As has occurred in China in response to apparently far more rare killings by police officers, some in the US have responded to the lack of accountability for police terror by targeting police officers themselves. This week, 5 officers were killed and 12 wounded by snipers after the killings of Castile and Sterling.
*Horne’s work explores many of the historical foundations on which the US’s “structural and institutional racism” (UN panel) stand. Like John Kerry, Horne stresses that violence should always be a last resort, and that, indeed, the US peace and civil rights movements have, to their detriment, mirrored US culture in that they have grown increasingly insular, and have thus not in recent times fully utilized all of their options for peaceful protest:

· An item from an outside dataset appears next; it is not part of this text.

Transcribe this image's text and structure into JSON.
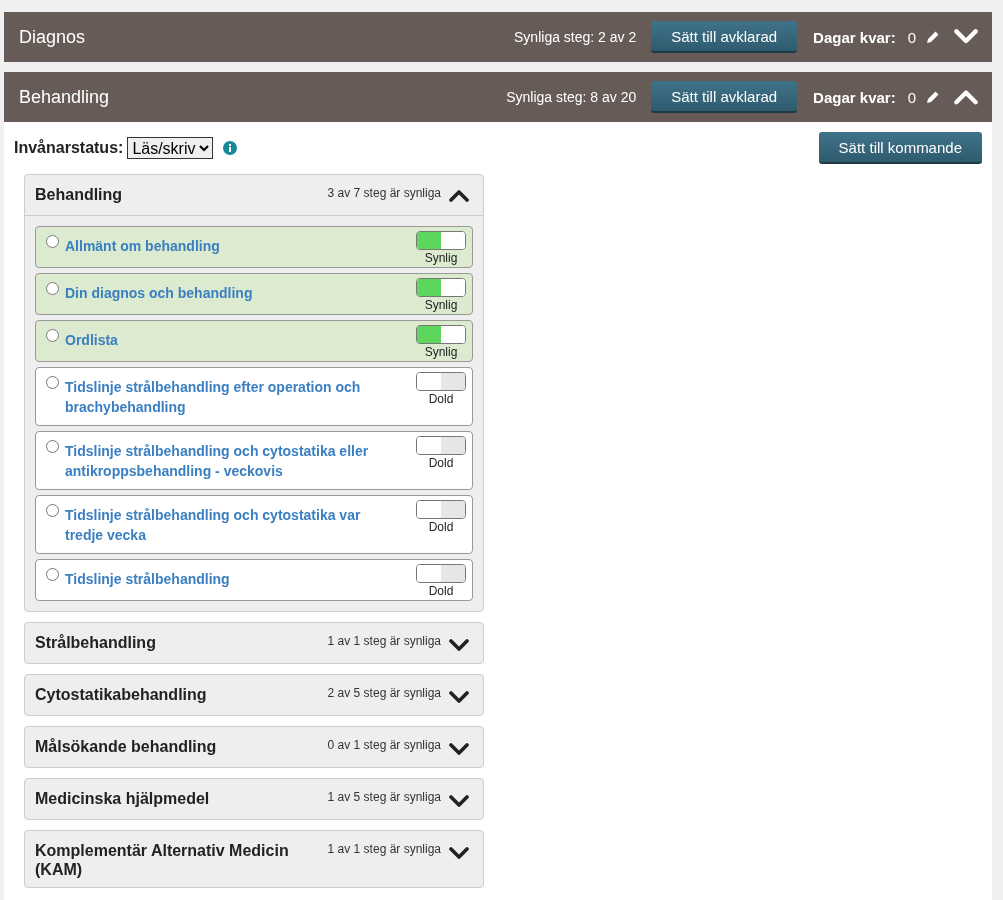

If you are trying to understand the tribulations and trials and travails of black people in America over the centuries, particularly post 1776, you have to understand in the first place the reality that the United States of America was established as a slaveholding republic. … I can understand why lawyers, as a rhetorical device, will often speak warmly of the founders and their ‘noble documents’ and the Declaration of Independence and the Constitution and how they were so ‘flexible’ that they were able to expanded to all of the rest of us who were initially excluded. I understand that as a rhetorical argument, but the reality of the matter is that the founders did not have people like myself in mind when this country was established, just like they did not have cattle or furniture in mind when this so-called republic was established. We were considered on the same level as cattle and furniture, but we have been able to fight a glorious struggle to overcome those Antediluvian points of view. But once again, we were able to fight that glorious struggle not least because we had support in the international community. And for those in the Black Lives Matter movement, for those in the anti-police terror movement, until and unless you ingest that basic lesson, that is to say that international solidarity is a prerequisite in order to achieve some success and victories in the United States of America, you’ll be left sprawling in the dust.
Horne’s works explore these points in depth.
Curtis Bunn, in the popular magazine Atlanta Black-Star, notes some other historical foundations that seem to remain relevant to killings by police in the US (particularly the killings this week):
Robert J. Barsocchini is an internationally published author who focuses on force dynamics, national and global, and acts as a cultural intermediary for the film and Television industry. Updates on Twitter. Author’s pamphlet ‘The Agility of Tyranny: Historical Roots of Black Lives Matter’.